Pub Type(s)

Journal Article

Language

eng

PubMed ID

21983048

Citation

Schösler, Hanna, et al. "Can We Cut Out the Meat of the Dish? Constructing Consumer-oriented Pathways Towards Meat Substitution." Appetite, vol. 58, no. 1, 2012, pp. 39-47.
Schösler H, de Boer J, Boersema JJ. Can we cut out the meat of the dish? Constructing consumer-oriented pathways towards meat substitution. Appetite. 2012;58(1):39-47.
Schösler, H., de Boer, J., & Boersema, J. J. (2012). Can we cut out the meat of the dish? Constructing consumer-oriented pathways towards meat substitution. Appetite, 58(1), pp. 39-47. doi:10.1016/j.appet.2011.09.009.
Schösler H, de Boer J, Boersema JJ. Can We Cut Out the Meat of the Dish? Constructing Consumer-oriented Pathways Towards Meat Substitution. Appetite. 2012;58(1):39-47. PubMed PMID: 21983048.
* Article titles in AMA citation format should be in sentence-case
TY - JOUR T1 - Can we cut out the meat of the dish? Constructing consumer-oriented pathways towards meat substitution. AU - Schösler,Hanna, AU - de Boer,Joop, AU - Boersema,Jan J, Y1 - 2011/10/01/ PY - 2011/04/20/received PY - 2011/08/22/revised PY - 2011/09/04/accepted PY - 2011/10/11/entrez PY - 2011/10/11/pubmed PY - 2012/5/18/medline SP - 39 EP - 47 JF - Appetite JO - Appetite VL - 58 IS - 1 N2 - The shift towards a more sustainable diet necessitates less reliance on foods of animal origin. This study presents data from a representative survey of Dutch consumers on their practices related to meat, meat substitution and meat reduction. The practices reflected a cultural gradient of meat substitution options running from other products of animal origin and conventional meat free meals to real vegetarian meals.
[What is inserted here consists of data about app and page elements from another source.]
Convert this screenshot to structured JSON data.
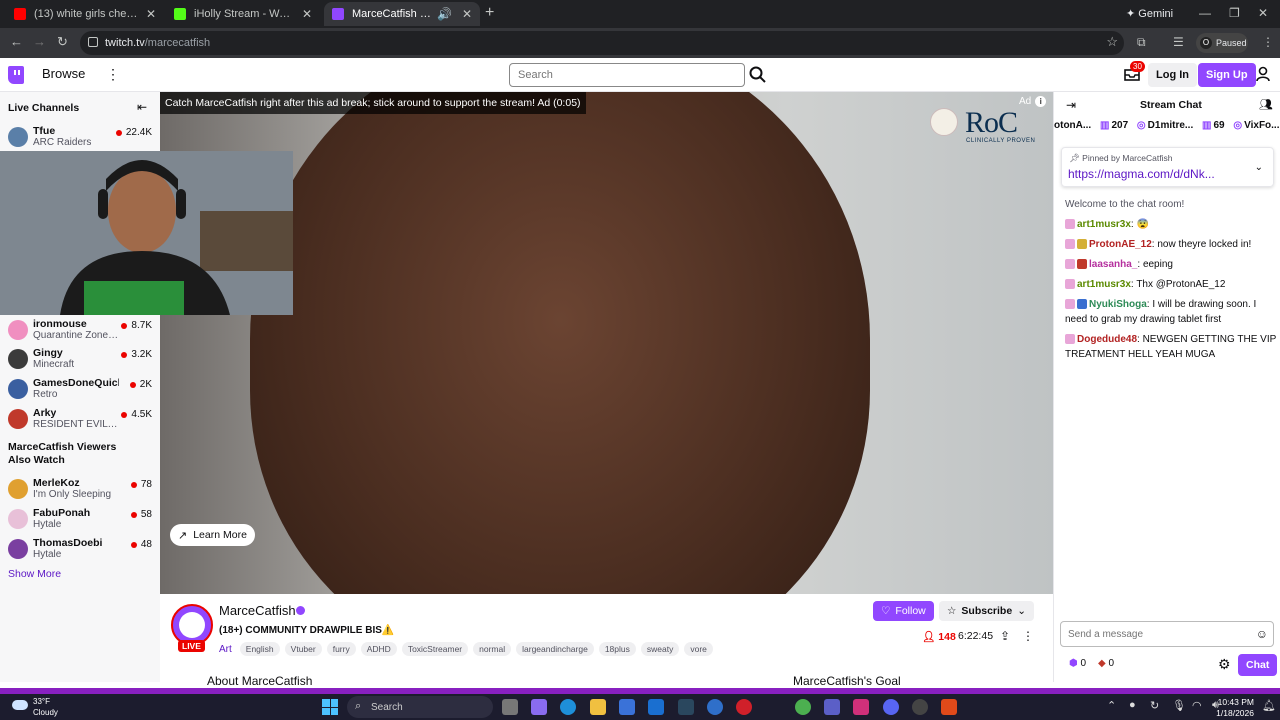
{
  "browser": {
    "tabs": [
      {
        "title": "(13) white girls cheat alot - You",
        "color": "#ff0000"
      },
      {
        "title": "iHolly Stream - Watch Live on K",
        "color": "#53fc18"
      },
      {
        "title": "MarceCatfish - Twitch",
        "color": "#9147ff"
      }
    ],
    "gemini": "Gemini",
    "url_host": "twitch.tv",
    "url_path": "/marcecatfish",
    "paused_label": "Paused",
    "profile_letter": "O"
  },
  "topnav": {
    "browse": "Browse",
    "search_placeholder": "Search",
    "notif_count": "30",
    "login": "Log In",
    "signup": "Sign Up"
  },
  "sidebar": {
    "header": "Live Channels",
    "channels": [
      {
        "name": "Tfue",
        "game": "ARC Raiders",
        "viewers": "22.4K",
        "color": "#5a7fa8"
      },
      {
        "name": "ironmouse",
        "game": "Quarantine Zone:...",
        "viewers": "8.7K",
        "color": "#f08fc0"
      },
      {
        "name": "Gingy",
        "game": "Minecraft",
        "viewers": "3.2K",
        "color": "#3b3b3b"
      },
      {
        "name": "GamesDoneQuick",
        "game": "Retro",
        "viewers": "2K",
        "color": "#3a5fa0"
      },
      {
        "name": "Arky",
        "game": "RESIDENT EVIL 7...",
        "viewers": "4.5K",
        "color": "#c0392b"
      }
    ],
    "also_watch_header": "MarceCatfish Viewers Also Watch",
    "also_watch": [
      {
        "name": "MerleKoz",
        "game": "I'm Only Sleeping",
        "viewers": "78",
        "color": "#e0a030"
      },
      {
        "name": "FabuPonah",
        "game": "Hytale",
        "viewers": "58",
        "color": "#e8c0d8"
      },
      {
        "name": "ThomasDoebi",
        "game": "Hytale",
        "viewers": "48",
        "color": "#7a3fa0"
      }
    ],
    "show_more": "Show More"
  },
  "player": {
    "ad_banner": "Catch MarceCatfish right after this ad break; stick around to support the stream! Ad (0:05)",
    "ad_tag": "Ad",
    "brand": "RoC",
    "brand_sub": "CLINICALLY PROVEN",
    "learn_more": "Learn More"
  },
  "channel": {
    "name": "MarceCatfish",
    "live": "LIVE",
    "title": "(18+) COMMUNITY DRAWPILE BIS⚠️",
    "category": "Art",
    "tags": [
      "English",
      "Vtuber",
      "furry",
      "ADHD",
      "ToxicStreamer",
      "normal",
      "largeandincharge",
      "18plus",
      "sweaty",
      "vore"
    ],
    "follow": "Follow",
    "subscribe": "Subscribe",
    "viewers": "148",
    "uptime": "6:22:45",
    "about": "About MarceCatfish",
    "goal": "MarceCatfish's Goal"
  },
  "chat": {
    "title": "Stream Chat",
    "leaderboard": [
      {
        "name": "otonA...",
        "count": ""
      },
      {
        "name": "",
        "count": "207"
      },
      {
        "name": "D1mitre...",
        "count": "69"
      },
      {
        "name": "VixFo...",
        "count": ""
      }
    ],
    "pinned_by": "Pinned by",
    "pinned_user": "MarceCatfish",
    "pinned_link": "https://magma.com/d/dNk...",
    "welcome": "Welcome to the chat room!",
    "messages": [
      {
        "user": "art1musr3x",
        "color": "#5b8a00",
        "text": "😨"
      },
      {
        "user": "ProtonAE_12",
        "color": "#b22222",
        "text": "now theyre locked in!"
      },
      {
        "user": "laasanha_",
        "color": "#b5309e",
        "text": "eeping"
      },
      {
        "user": "art1musr3x",
        "color": "#5b8a00",
        "text": "Thx @ProtonAE_12"
      },
      {
        "user": "NyukiShoga",
        "color": "#2e8b57",
        "text": "I will be drawing soon. I need to grab my drawing tablet first"
      },
      {
        "user": "Dogedude48",
        "color": "#b22222",
        "text": "NEWGEN GETTING THE VIP TREATMENT HELL YEAH MUGA"
      }
    ],
    "input_placeholder": "Send a message",
    "points_a": "0",
    "points_b": "0",
    "chat_button": "Chat"
  },
  "taskbar": {
    "temp": "33°F",
    "weather": "Cloudy",
    "search": "Search",
    "time": "10:43 PM",
    "date": "1/18/2026"
  }
}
To investigate feasible substitution options, a variety of meals without meat were presented using photos, which were rated by the participants in terms of attractiveness and chances that they would prepare a similar meal at home. The results demonstrated the influence of meal formats, product familiarity, cooking skills, preferences for plant-based foods and motivational orientations towards food. In particular, a lack of familiarity and skill hampered the preparation of real vegetarian meals. Based on the findings we propose a diversified understanding of meat substitution and we specify four policy-relevant pathways for a transition towards a more plant-based diet, including an incremental change towards more health-conscious vegetarian meals, a pathway that utilizes the trend towards convenience, a pathway of reduced portion size, and practice-oriented change towards vegetarian meals. SN - 1095-8304 UR - https://www.unboundmedicine.com/medline/citation/21983048/Can_we_cut_out_the_meat_of_the_dish_Constructing_consumer_oriented_pathways_towards_meat_substitution_ L2 - https://linkinghub.elsevier.com/retrieve/pii/S0195-6663(11)00577-0 DB - PRIME DP - Unbound Medicine ER -